May you be blessed by the Lord, the Maker of heaven and earth. The highest heavens belong to the Lord, but the earth He has given to mankind. ~Psalm 115:15-16  ✝

188. We have not wings; we cannot soar; but, we have feet to scale and climb, by slow degrees, by more and more, the cloudy summits of our time. ~Henry Wadsworth Longfellow

You raise me up, so I can stand on mountains;
You raise me up, to walk on stormy seas;
I am strong, when I am on your shoulders;
You raise me up…to more than I can be.
~Josh Groban, American singer and songwriter


There is a peacefulness in a gray, cloudy day.  The air, normally charged with energy from the sun, loses its intensity and floats lightly on the gentle wings of tranquil contentment.  Noises are quieter and more mellow under lowering, billowy clouds not angry with the fury of storms.  My steps are slower, less urgent, as I move on the footpaths of the routine daily tasks before me.  Pushing up from deep within a still, small voice, often neglected, is more audible in the day’s silences.  It speaks of matters of the heart and the spirit, never of worldly affairs, nor greed, nor lust, nor gain in this world of men and madness.  Instead the voice nudges me to be in active pursuit of His plans for my life, not in the grand designs of my own folly.  It tries to keep me from complacency hiding under the guise of ignorance and brings light into dark places where I’m to face bigger issues that I often would rather ignore because it’s so much easier to do so.  The voice is not, however, a judgmental one; it is instead an encouraging, affirming agent that lifts me up on high, sacred ground.
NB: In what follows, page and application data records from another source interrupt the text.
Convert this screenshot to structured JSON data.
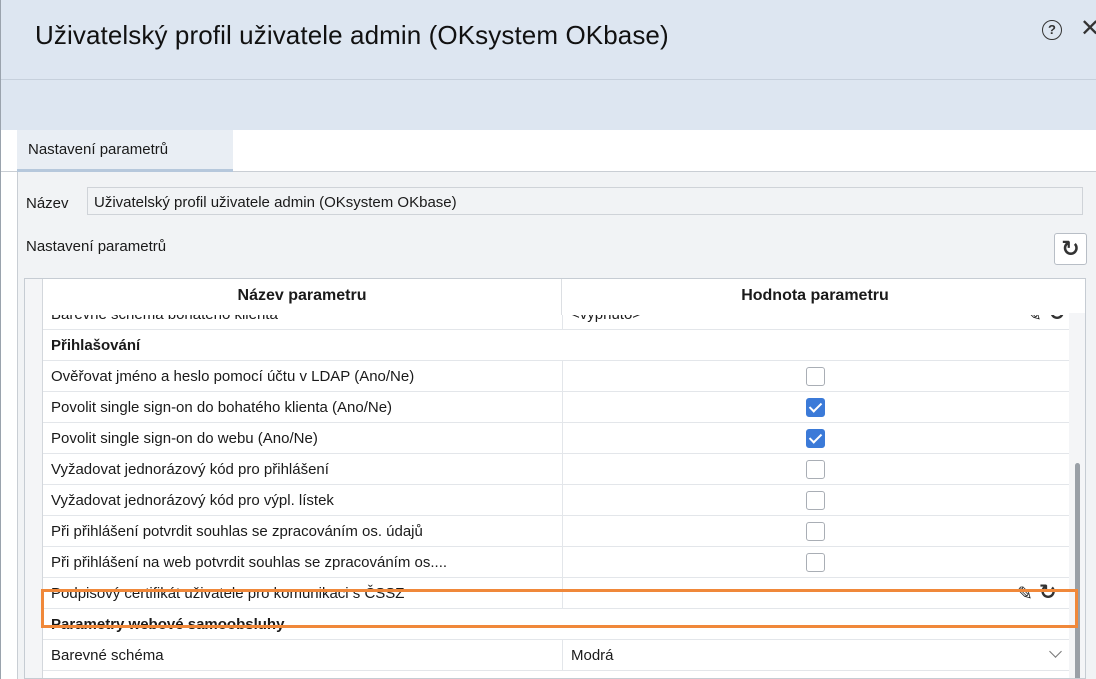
{
  "window": {
    "title": "Uživatelský profil uživatele admin (OKsystem OKbase)",
    "help_glyph": "?",
    "close_glyph": "✕"
  },
  "tabs": [
    {
      "label": "Nastavení parametrů",
      "active": true
    }
  ],
  "form": {
    "name_label": "Název",
    "name_value": "Uživatelský profil uživatele admin (OKsystem OKbase)",
    "section_label": "Nastavení parametrů"
  },
  "grid": {
    "columns": [
      "Název parametru",
      "Hodnota parametru"
    ],
    "partial_row": {
      "name": "Barevné schéma bohatého klienta",
      "value": "<vypnuto>"
    },
    "groups": [
      {
        "label": "Přihlašování",
        "rows": [
          {
            "name": "Ověřovat jméno a heslo pomocí účtu v LDAP (Ano/Ne)",
            "checked": false
          },
          {
            "name": "Povolit single sign-on do bohatého klienta (Ano/Ne)",
            "checked": true
          },
          {
            "name": "Povolit single sign-on do webu (Ano/Ne)",
            "checked": true
          },
          {
            "name": "Vyžadovat jednorázový kód pro přihlášení",
            "checked": false
          },
          {
            "name": "Vyžadovat jednorázový kód pro výpl. lístek",
            "checked": false
          },
          {
            "name": "Při přihlášení potvrdit souhlas se zpracováním os. údajů",
            "checked": false
          },
          {
            "name": "Při přihlášení na web potvrdit souhlas se zpracováním os....",
            "checked": false
          },
          {
            "name": "Podpisový certifikát uživatele pro komunikaci s ČSSZ",
            "value": "",
            "highlighted": true
          }
        ]
      },
      {
        "label": "Parametry webové samoobsluhy",
        "rows": [
          {
            "name": "Barevné schéma",
            "value": "Modrá"
          }
        ]
      }
    ]
  },
  "icons": {
    "pencil": "✎",
    "refresh": "↻"
  },
  "colors": {
    "title_bar": "#dde6f1",
    "checkbox_on": "#3b7ad8",
    "highlight": "#f0883a"
  }
}
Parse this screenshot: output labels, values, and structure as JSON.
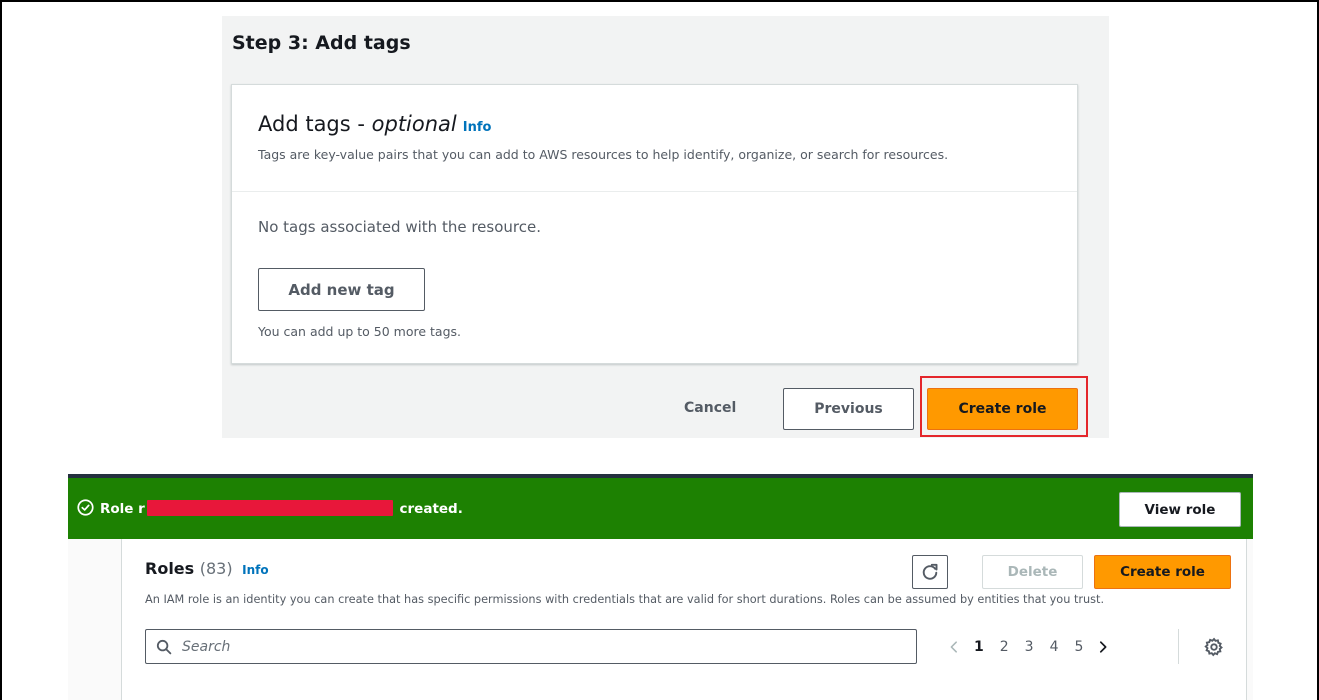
{
  "wizard": {
    "step_title": "Step 3: Add tags",
    "card": {
      "title_main": "Add tags - ",
      "title_optional": "optional",
      "info_link": "Info",
      "description": "Tags are key-value pairs that you can add to AWS resources to help identify, organize, or search for resources.",
      "empty_message": "No tags associated with the resource.",
      "add_tag_label": "Add new tag",
      "limit_hint": "You can add up to 50 more tags."
    },
    "footer": {
      "cancel_label": "Cancel",
      "previous_label": "Previous",
      "create_label": "Create role"
    }
  },
  "flash": {
    "prefix": "Role r",
    "suffix": " created.",
    "view_role_label": "View role"
  },
  "roles": {
    "title": "Roles",
    "count": "(83)",
    "info_link": "Info",
    "description": "An IAM role is an identity you can create that has specific permissions with credentials that are valid for short durations. Roles can be assumed by entities that you trust.",
    "delete_label": "Delete",
    "create_label": "Create role",
    "search_placeholder": "Search",
    "pages": [
      "1",
      "2",
      "3",
      "4",
      "5"
    ],
    "current_page": "1"
  },
  "colors": {
    "primary_button": "#ff9900",
    "success_flash": "#1d8102",
    "link": "#0073bb",
    "highlight": "#e4262b"
  },
  "icons": [
    "check-circle-icon",
    "refresh-icon",
    "search-icon",
    "chevron-left-icon",
    "chevron-right-icon",
    "gear-icon"
  ]
}
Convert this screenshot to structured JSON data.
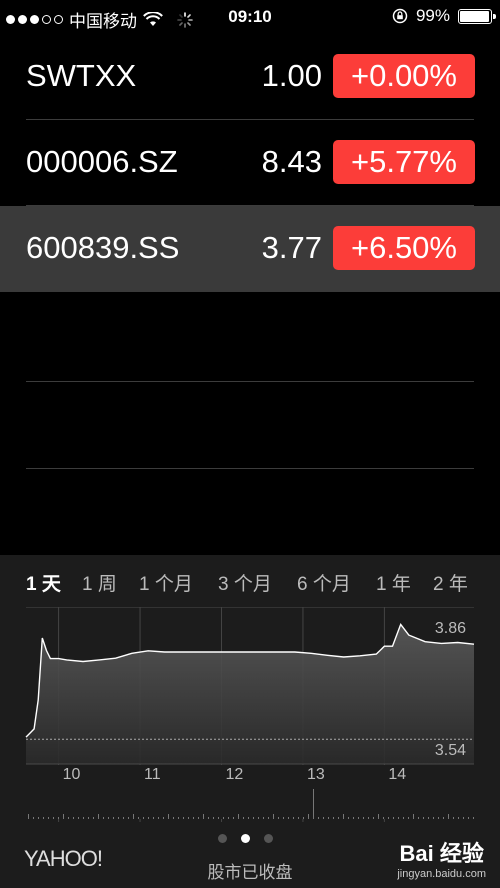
{
  "status_bar": {
    "carrier": "中国移动",
    "time": "09:10",
    "battery": "99%",
    "battery_level": 0.99
  },
  "stocks": [
    {
      "symbol": "SWTXX",
      "price": "1.00",
      "change": "+0.00%"
    },
    {
      "symbol": "000006.SZ",
      "price": "8.43",
      "change": "+5.77%"
    },
    {
      "symbol": "600839.SS",
      "price": "3.77",
      "change": "+6.50%",
      "selected": true
    }
  ],
  "range_tabs": [
    "1 天",
    "1 周",
    "1 个月",
    "3 个月",
    "6 个月",
    "1 年",
    "2 年"
  ],
  "active_range": "1 天",
  "chart_data": {
    "type": "area",
    "y_high_label": "3.86",
    "y_low_label": "3.54",
    "ylim": [
      3.5,
      3.88
    ],
    "x_tick_labels": [
      "10",
      "11",
      "12",
      "13",
      "14"
    ],
    "x": [
      9.5,
      9.55,
      9.6,
      9.65,
      9.7,
      9.75,
      9.8,
      9.9,
      10.0,
      10.2,
      10.4,
      10.6,
      10.8,
      11.0,
      11.2,
      11.4,
      11.6,
      11.8,
      12.0,
      12.2,
      12.4,
      12.6,
      12.8,
      13.0,
      13.2,
      13.4,
      13.6,
      13.8,
      13.9,
      14.0,
      14.1,
      14.2,
      14.4,
      14.6,
      14.8,
      15.0
    ],
    "values": [
      3.565,
      3.575,
      3.585,
      3.655,
      3.805,
      3.775,
      3.755,
      3.755,
      3.752,
      3.748,
      3.752,
      3.756,
      3.768,
      3.774,
      3.771,
      3.771,
      3.771,
      3.771,
      3.771,
      3.771,
      3.771,
      3.771,
      3.771,
      3.768,
      3.763,
      3.759,
      3.762,
      3.766,
      3.785,
      3.785,
      3.838,
      3.812,
      3.796,
      3.792,
      3.794,
      3.79
    ]
  },
  "footer": {
    "brand": "YAHOO!",
    "market_status": "股市已收盘",
    "watermark_main": "Bai 经验",
    "watermark_sub": "jingyan.baidu.com"
  },
  "colors": {
    "change_positive": "#fc3d39",
    "selected_row": "#3a3a3a",
    "chart_bg": "#1c1c1c"
  }
}
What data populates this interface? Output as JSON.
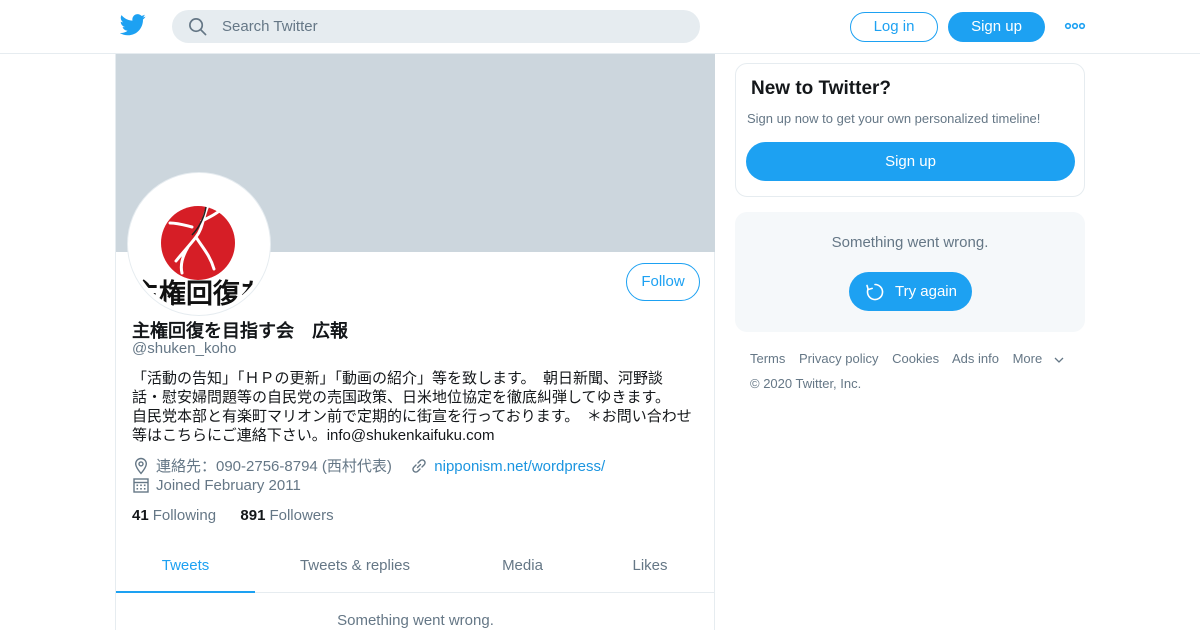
{
  "header": {
    "search_placeholder": "Search Twitter",
    "login_label": "Log in",
    "signup_label": "Sign up",
    "brand_color": "#1da1f2"
  },
  "profile": {
    "display_name": "主権回復を目指す会　広報",
    "handle": "@shuken_koho",
    "bio_lines": [
      "「活動の告知」「ＨＰの更新」「動画の紹介」等を致します。　朝日新聞、河野談",
      "話・慰安婦問題等の自民党の売国政策、日米地位協定を徹底糾弾してゆきます。",
      "自民党本部と有楽町マリオン前で定期的に街宣を行っております。　＊お問い合わせ",
      "等はこちらにご連絡下さい。info@shukenkaifuku.com"
    ],
    "location": "連絡先：090-2756-8794 (西村代表)",
    "website": "nipponism.net/wordpress/",
    "joined": "Joined February 2011",
    "following_count": "41",
    "following_label": "Following",
    "followers_count": "891",
    "followers_label": "Followers",
    "follow_label": "Follow",
    "avatar_text": "主権回復を"
  },
  "tabs": [
    {
      "label": "Tweets",
      "active": true
    },
    {
      "label": "Tweets & replies",
      "active": false
    },
    {
      "label": "Media",
      "active": false
    },
    {
      "label": "Likes",
      "active": false
    }
  ],
  "feed": {
    "error_text": "Something went wrong."
  },
  "sidebar": {
    "new_title": "New to Twitter?",
    "new_sub": "Sign up now to get your own personalized timeline!",
    "new_signup_label": "Sign up",
    "error_text": "Something went wrong.",
    "retry_label": "Try again",
    "footer_links": [
      "Terms",
      "Privacy policy",
      "Cookies",
      "Ads info",
      "More"
    ],
    "copyright": "© 2020 Twitter, Inc."
  }
}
“And after the earthquake, a fire, but the Lord was not in the fire: and after the fire a still small voice.”  1 Kings 19:12  ✝